Segment Start: Records supplied

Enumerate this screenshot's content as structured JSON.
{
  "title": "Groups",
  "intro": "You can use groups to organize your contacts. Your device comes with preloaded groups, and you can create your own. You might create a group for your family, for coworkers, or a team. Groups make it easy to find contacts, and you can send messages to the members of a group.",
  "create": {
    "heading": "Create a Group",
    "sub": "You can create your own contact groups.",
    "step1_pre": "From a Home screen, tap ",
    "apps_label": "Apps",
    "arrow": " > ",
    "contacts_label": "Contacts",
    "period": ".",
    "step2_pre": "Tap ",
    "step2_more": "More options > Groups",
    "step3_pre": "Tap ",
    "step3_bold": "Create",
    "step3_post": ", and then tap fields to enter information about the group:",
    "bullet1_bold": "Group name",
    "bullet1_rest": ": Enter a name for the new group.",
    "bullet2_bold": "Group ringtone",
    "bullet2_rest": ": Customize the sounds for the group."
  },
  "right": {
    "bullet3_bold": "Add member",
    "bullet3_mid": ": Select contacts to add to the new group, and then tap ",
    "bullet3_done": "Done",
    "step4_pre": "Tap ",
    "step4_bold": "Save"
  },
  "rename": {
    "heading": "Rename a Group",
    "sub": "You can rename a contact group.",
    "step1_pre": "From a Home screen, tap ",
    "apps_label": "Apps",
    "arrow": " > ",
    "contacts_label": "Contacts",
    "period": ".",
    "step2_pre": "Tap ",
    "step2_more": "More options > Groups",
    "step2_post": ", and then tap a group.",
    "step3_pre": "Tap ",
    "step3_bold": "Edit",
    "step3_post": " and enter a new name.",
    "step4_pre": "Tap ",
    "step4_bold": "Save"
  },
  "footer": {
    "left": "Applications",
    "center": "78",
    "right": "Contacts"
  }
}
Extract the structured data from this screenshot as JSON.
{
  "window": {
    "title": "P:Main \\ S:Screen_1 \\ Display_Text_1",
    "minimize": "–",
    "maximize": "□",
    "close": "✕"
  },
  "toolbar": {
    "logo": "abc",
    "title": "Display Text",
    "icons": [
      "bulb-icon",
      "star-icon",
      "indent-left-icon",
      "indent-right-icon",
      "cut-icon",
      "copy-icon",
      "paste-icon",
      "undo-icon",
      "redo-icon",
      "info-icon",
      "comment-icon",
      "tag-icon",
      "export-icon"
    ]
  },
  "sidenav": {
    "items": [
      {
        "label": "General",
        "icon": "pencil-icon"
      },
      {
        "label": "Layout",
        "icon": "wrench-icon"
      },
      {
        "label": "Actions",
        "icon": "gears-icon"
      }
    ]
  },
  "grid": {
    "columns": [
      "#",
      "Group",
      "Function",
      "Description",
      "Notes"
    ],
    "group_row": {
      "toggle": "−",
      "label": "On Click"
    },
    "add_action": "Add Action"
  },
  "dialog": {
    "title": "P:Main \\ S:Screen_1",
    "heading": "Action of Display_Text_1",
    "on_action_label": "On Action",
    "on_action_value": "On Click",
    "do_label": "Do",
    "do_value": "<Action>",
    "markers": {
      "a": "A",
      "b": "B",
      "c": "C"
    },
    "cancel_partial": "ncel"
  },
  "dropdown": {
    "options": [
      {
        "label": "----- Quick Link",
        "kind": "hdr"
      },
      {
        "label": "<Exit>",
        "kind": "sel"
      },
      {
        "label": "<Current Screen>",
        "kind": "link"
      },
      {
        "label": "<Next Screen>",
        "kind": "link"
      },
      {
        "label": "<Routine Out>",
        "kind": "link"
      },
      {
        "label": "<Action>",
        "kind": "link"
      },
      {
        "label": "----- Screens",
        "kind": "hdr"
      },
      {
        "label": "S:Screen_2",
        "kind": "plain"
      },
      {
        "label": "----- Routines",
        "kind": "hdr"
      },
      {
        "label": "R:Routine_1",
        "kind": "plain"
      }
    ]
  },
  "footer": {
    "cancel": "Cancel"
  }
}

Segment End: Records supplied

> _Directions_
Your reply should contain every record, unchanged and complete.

> _Task solution_
Enumerate this screenshot's content as structured JSON.
{
  "title": "Groups",
  "intro": "You can use groups to organize your contacts. Your device comes with preloaded groups, and you can create your own. You might create a group for your family, for coworkers, or a team. Groups make it easy to find contacts, and you can send messages to the members of a group.",
  "create": {
    "heading": "Create a Group",
    "sub": "You can create your own contact groups.",
    "step1_pre": "From a Home screen, tap ",
    "apps_label": "Apps",
    "arrow": " > ",
    "contacts_label": "Contacts",
    "period": ".",
    "step2_pre": "Tap ",
    "step2_more": "More options > Groups",
    "step3_pre": "Tap ",
    "step3_bold": "Create",
    "step3_post": ", and then tap fields to enter information about the group:",
    "bullet1_bold": "Group name",
    "bullet1_rest": ": Enter a name for the new group.",
    "bullet2_bold": "Group ringtone",
    "bullet2_rest": ": Customize the sounds for the group."
  },
  "right": {
    "bullet3_bold": "Add member",
    "bullet3_mid": ": Select contacts to add to the new group, and then tap ",
    "bullet3_done": "Done",
    "step4_pre": "Tap ",
    "step4_bold": "Save"
  },
  "rename": {
    "heading": "Rename a Group",
    "sub": "You can rename a contact group.",
    "step1_pre": "From a Home screen, tap ",
    "apps_label": "Apps",
    "arrow": " > ",
    "contacts_label": "Contacts",
    "period": ".",
    "step2_pre": "Tap ",
    "step2_more": "More options > Groups",
    "step2_post": ", and then tap a group.",
    "step3_pre": "Tap ",
    "step3_bold": "Edit",
    "step3_post": " and enter a new name.",
    "step4_pre": "Tap ",
    "step4_bold": "Save"
  },
  "footer": {
    "left": "Applications",
    "center": "78",
    "right": "Contacts"
  }
}
Extract the structured data from this screenshot as JSON.
{
  "window": {
    "title": "P:Main \\ S:Screen_1 \\ Display_Text_1",
    "minimize": "–",
    "maximize": "□",
    "close": "✕"
  },
  "toolbar": {
    "logo": "abc",
    "title": "Display Text",
    "icons": [
      "bulb-icon",
      "star-icon",
      "indent-left-icon",
      "indent-right-icon",
      "cut-icon",
      "copy-icon",
      "paste-icon",
      "undo-icon",
      "redo-icon",
      "info-icon",
      "comment-icon",
      "tag-icon",
      "export-icon"
    ]
  },
  "sidenav": {
    "items": [
      {
        "label": "General",
        "icon": "pencil-icon"
      },
      {
        "label": "Layout",
        "icon": "wrench-icon"
      },
      {
        "label": "Actions",
        "icon": "gears-icon"
      }
    ]
  },
  "grid": {
    "columns": [
      "#",
      "Group",
      "Function",
      "Description",
      "Notes"
    ],
    "group_row": {
      "toggle": "−",
      "label": "On Click"
    },
    "add_action": "Add Action"
  },
  "dialog": {
    "title": "P:Main \\ S:Screen_1",
    "heading": "Action of Display_Text_1",
    "on_action_label": "On Action",
    "on_action_value": "On Click",
    "do_label": "Do",
    "do_value": "<Action>",
    "markers": {
      "a": "A",
      "b": "B",
      "c": "C"
    },
    "cancel_partial": "ncel"
  },
  "dropdown": {
    "options": [
      {
        "label": "----- Quick Link",
        "kind": "hdr"
      },
      {
        "label": "<Exit>",
        "kind": "sel"
      },
      {
        "label": "<Current Screen>",
        "kind": "link"
      },
      {
        "label": "<Next Screen>",
        "kind": "link"
      },
      {
        "label": "<Routine Out>",
        "kind": "link"
      },
      {
        "label": "<Action>",
        "kind": "link"
      },
      {
        "label": "----- Screens",
        "kind": "hdr"
      },
      {
        "label": "S:Screen_2",
        "kind": "plain"
      },
      {
        "label": "----- Routines",
        "kind": "hdr"
      },
      {
        "label": "R:Routine_1",
        "kind": "plain"
      }
    ]
  },
  "footer": {
    "cancel": "Cancel"
  }
}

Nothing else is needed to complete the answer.